Of course, confounding expectations has been part of Warpaint’s m.o. since the band formed in 2004. And so when the band convened to make their third studio album, Heads Up, they shared a common goal: to make a faster, dance-oriented record. “We’ve always had this really jammy, high-energy live show compared to some of our records,” Kokal says. “We all love to dance. We didn’t want to take away from the emotion or the core feeling of what our band is all about—which I don’t even think we could take out if we wanted, because it is who we are—but we wanted to bump the speed up and have a little bit more fun.”
Warpaint spent only four months in the studio making Heads Up, the quickest they’ve ever made a record. “We have a tendency to over-marinate on certain ideas,” Mozgawa says. “There wasn’t a great deal of laboring over things or doing things a million different ways and overdubbing for months.”
In another switch, Warpaint tended to work one-on-one or in pairs with producer Jake Bercovici (who produced their EP Exquisite Corpse) in the studio. “The doors were a little more open in terms of what was accepted and what wasn’t, because we were sharing ideas so rapidly between us,” Mozgawa says.
These looser vibes and individual experiences ensured that once Heads Up was complete, even Warpaint themselves were surprised—in a good way—at how the album turned out. “We’ve been on tour, and we’ve been around each and other,” Lindberg says. “But you need to take a break from that sometimes to get a fresh perspective, and to be excited and inspired about what you’re doing.
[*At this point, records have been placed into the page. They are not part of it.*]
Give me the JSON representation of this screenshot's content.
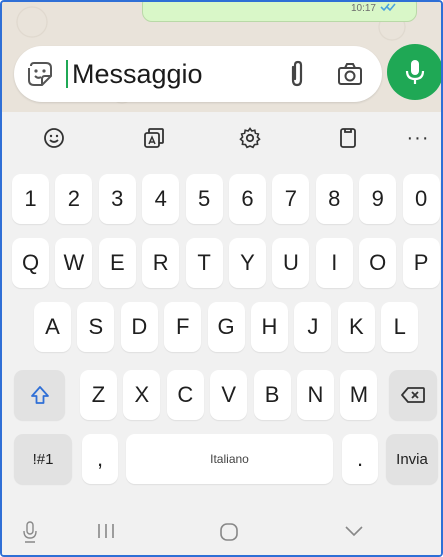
{
  "status": {
    "time": "10:17"
  },
  "composer": {
    "placeholder": "Messaggio",
    "accent_color": "#1fa855",
    "icons": [
      "sticker-icon",
      "attach-icon",
      "camera-icon",
      "mic-icon"
    ]
  },
  "keyboard_toolbar": {
    "icons": [
      "emoji-icon",
      "ai-keyboard-icon",
      "settings-icon",
      "clipboard-icon"
    ],
    "more_label": "···"
  },
  "keyboard": {
    "number_row": [
      "1",
      "2",
      "3",
      "4",
      "5",
      "6",
      "7",
      "8",
      "9",
      "0"
    ],
    "row1": [
      "Q",
      "W",
      "E",
      "R",
      "T",
      "Y",
      "U",
      "I",
      "O",
      "P"
    ],
    "row2": [
      "A",
      "S",
      "D",
      "F",
      "G",
      "H",
      "J",
      "K",
      "L"
    ],
    "row3": [
      "Z",
      "X",
      "C",
      "V",
      "B",
      "N",
      "M"
    ],
    "symbols_label": "!#1",
    "comma_label": ",",
    "space_label": "Italiano",
    "period_label": ".",
    "send_label": "Invia",
    "shift_color": "#2f6fd6"
  },
  "navbar": {
    "icons": [
      "keyboard-mic-icon",
      "recent-apps-icon",
      "home-icon",
      "back-icon"
    ]
  }
}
I feel like we did that.
“I feel really proud of what we made—almost surprised and shocked,” she continues. “When we were making it, I was like, ‘I wonder what this is going to sound like? How’s this going to come together?’ I love the way that it came together so nicely. I feel so proud of it, and like it’s an evolution of our band. It sounds like a mature version of Warpaint.”